Given information:
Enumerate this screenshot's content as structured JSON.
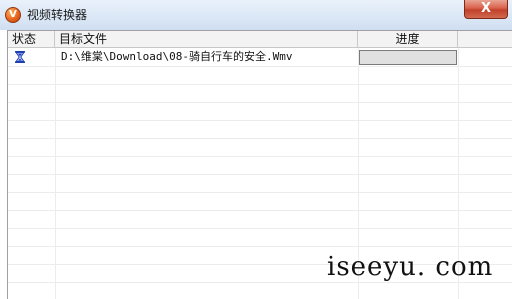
{
  "window": {
    "title": "视频转换器",
    "close_label": "X",
    "app_icon_letter": "V"
  },
  "list": {
    "columns": [
      "状态",
      "目标文件",
      "进度"
    ],
    "rows": [
      {
        "status_icon": "hourglass-icon",
        "file": "D:\\维棠\\Download\\08-骑自行车的安全.Wmv",
        "progress": 0
      }
    ]
  },
  "watermark": "iseeyu. com",
  "colors": {
    "close_button": "#c9442d",
    "progress_border": "#7a7a7a",
    "hourglass": "#1f3fb5"
  }
}
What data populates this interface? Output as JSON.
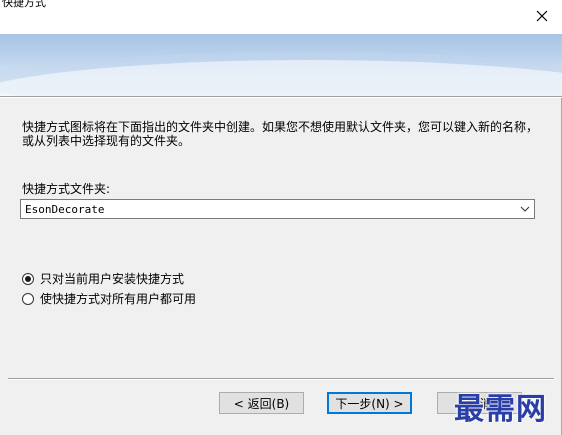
{
  "window": {
    "title": "快捷方式"
  },
  "description": "快捷方式图标将在下面指出的文件夹中创建。如果您不想使用默认文件夹，您可以键入新的名称，或从列表中选择现有的文件夹。",
  "folder": {
    "label": "快捷方式文件夹:",
    "value": "EsonDecorate"
  },
  "options": [
    {
      "label": "只对当前用户安装快捷方式",
      "selected": true
    },
    {
      "label": "使快捷方式对所有用户都可用",
      "selected": false
    }
  ],
  "buttons": {
    "back": "< 返回(B)",
    "next": "下一步(N) >",
    "cancel": "取消"
  },
  "watermark": "最需网",
  "colors": {
    "banner_top": "#a8c4e4",
    "banner_bottom": "#e6eef8",
    "dialog_bg": "#f0f0f0",
    "primary_border": "#0078d7",
    "watermark": "#2a3ea8"
  },
  "icons": {
    "close": "close-icon",
    "dropdown": "chevron-down-icon"
  }
}
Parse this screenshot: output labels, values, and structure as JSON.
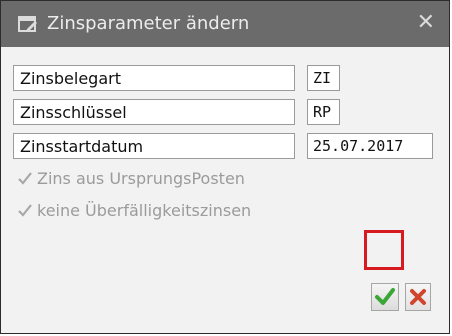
{
  "window": {
    "title": "Zinsparameter ändern"
  },
  "fields": [
    {
      "label": "Zinsbelegart",
      "value": "ZI"
    },
    {
      "label": "Zinsschlüssel",
      "value": "RP"
    },
    {
      "label": "Zinsstartdatum",
      "value": "25.07.2017"
    }
  ],
  "checkboxes": [
    {
      "label": "Zins aus UrsprungsPosten",
      "checked": true,
      "enabled": false
    },
    {
      "label": "keine Überfälligkeitszinsen",
      "checked": true,
      "enabled": false
    }
  ],
  "colors": {
    "highlight": "#d71920",
    "confirm": "#3aa635",
    "cancel": "#d0452b"
  }
}
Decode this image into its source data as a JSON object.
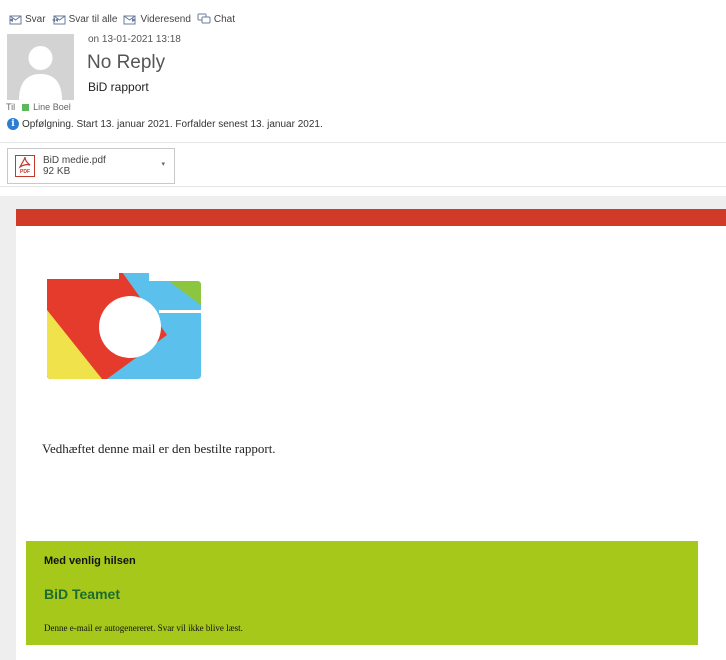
{
  "toolbar": {
    "reply": "Svar",
    "reply_all": "Svar til alle",
    "forward": "Videresend",
    "chat": "Chat"
  },
  "header": {
    "date": "on 13-01-2021 13:18",
    "sender": "No Reply",
    "subject": "BiD rapport",
    "to_label": "Til",
    "recipient": "Line Boel",
    "followup": "Opfølgning. Start 13. januar 2021. Forfalder senest 13. januar 2021."
  },
  "attachment": {
    "name": "BiD medie.pdf",
    "size": "92 KB",
    "type_label": "PDF"
  },
  "body": {
    "message": "Vedhæftet denne mail er den bestilte rapport.",
    "signature_greeting": "Med venlig hilsen",
    "signature_team": "BiD Teamet",
    "signature_note": "Denne e-mail er autogenereret. Svar vil ikke blive læst."
  },
  "colors": {
    "brand_red": "#cf3b28",
    "signature_green": "#a6c81a",
    "team_text_green": "#1d6b2f",
    "presence_green": "#5cb85c"
  }
}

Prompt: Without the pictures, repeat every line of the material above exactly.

Task result:
Enumerate this screenshot's content as structured JSON.
{
  "window": {
    "title": "视频转换器",
    "close_label": "X",
    "app_icon_letter": "V"
  },
  "list": {
    "columns": [
      "状态",
      "目标文件",
      "进度"
    ],
    "rows": [
      {
        "status_icon": "hourglass-icon",
        "file": "D:\\维棠\\Download\\08-骑自行车的安全.Wmv",
        "progress": 0
      }
    ]
  },
  "watermark": "iseeyu. com",
  "colors": {
    "close_button": "#c9442d",
    "progress_border": "#7a7a7a",
    "hourglass": "#1f3fb5"
  }
}
What data populates this interface? Output as JSON.
{
  "window": {
    "title": "快捷方式"
  },
  "description": "快捷方式图标将在下面指出的文件夹中创建。如果您不想使用默认文件夹，您可以键入新的名称，或从列表中选择现有的文件夹。",
  "folder": {
    "label": "快捷方式文件夹:",
    "value": "EsonDecorate"
  },
  "options": [
    {
      "label": "只对当前用户安装快捷方式",
      "selected": true
    },
    {
      "label": "使快捷方式对所有用户都可用",
      "selected": false
    }
  ],
  "buttons": {
    "back": "< 返回(B)",
    "next": "下一步(N) >",
    "cancel": "取消"
  },
  "watermark": "最需网",
  "colors": {
    "banner_top": "#a8c4e4",
    "banner_bottom": "#e6eef8",
    "dialog_bg": "#f0f0f0",
    "primary_border": "#0078d7",
    "watermark": "#2a3ea8"
  },
  "icons": {
    "close": "close-icon",
    "dropdown": "chevron-down-icon"
  }
}
Parse this screenshot: output labels, values, and structure as JSON.
{
  "window": {
    "title": "Zinsparameter ändern"
  },
  "fields": [
    {
      "label": "Zinsbelegart",
      "value": "ZI"
    },
    {
      "label": "Zinsschlüssel",
      "value": "RP"
    },
    {
      "label": "Zinsstartdatum",
      "value": "25.07.2017"
    }
  ],
  "checkboxes": [
    {
      "label": "Zins aus UrsprungsPosten",
      "checked": true,
      "enabled": false
    },
    {
      "label": "keine Überfälligkeitszinsen",
      "checked": true,
      "enabled": false
    }
  ],
  "colors": {
    "highlight": "#d71920",
    "confirm": "#3aa635",
    "cancel": "#d0452b"
  }
}
Decode this image into its source data as a JSON object.
{
  "toolbar": {
    "reply": "Svar",
    "reply_all": "Svar til alle",
    "forward": "Videresend",
    "chat": "Chat"
  },
  "header": {
    "date": "on 13-01-2021 13:18",
    "sender": "No Reply",
    "subject": "BiD rapport",
    "to_label": "Til",
    "recipient": "Line Boel",
    "followup": "Opfølgning. Start 13. januar 2021. Forfalder senest 13. januar 2021."
  },
  "attachment": {
    "name": "BiD medie.pdf",
    "size": "92 KB",
    "type_label": "PDF"
  },
  "body": {
    "message": "Vedhæftet denne mail er den bestilte rapport.",
    "signature_greeting": "Med venlig hilsen",
    "signature_team": "BiD Teamet",
    "signature_note": "Denne e-mail er autogenereret. Svar vil ikke blive læst."
  },
  "colors": {
    "brand_red": "#cf3b28",
    "signature_green": "#a6c81a",
    "team_text_green": "#1d6b2f",
    "presence_green": "#5cb85c"
  }
}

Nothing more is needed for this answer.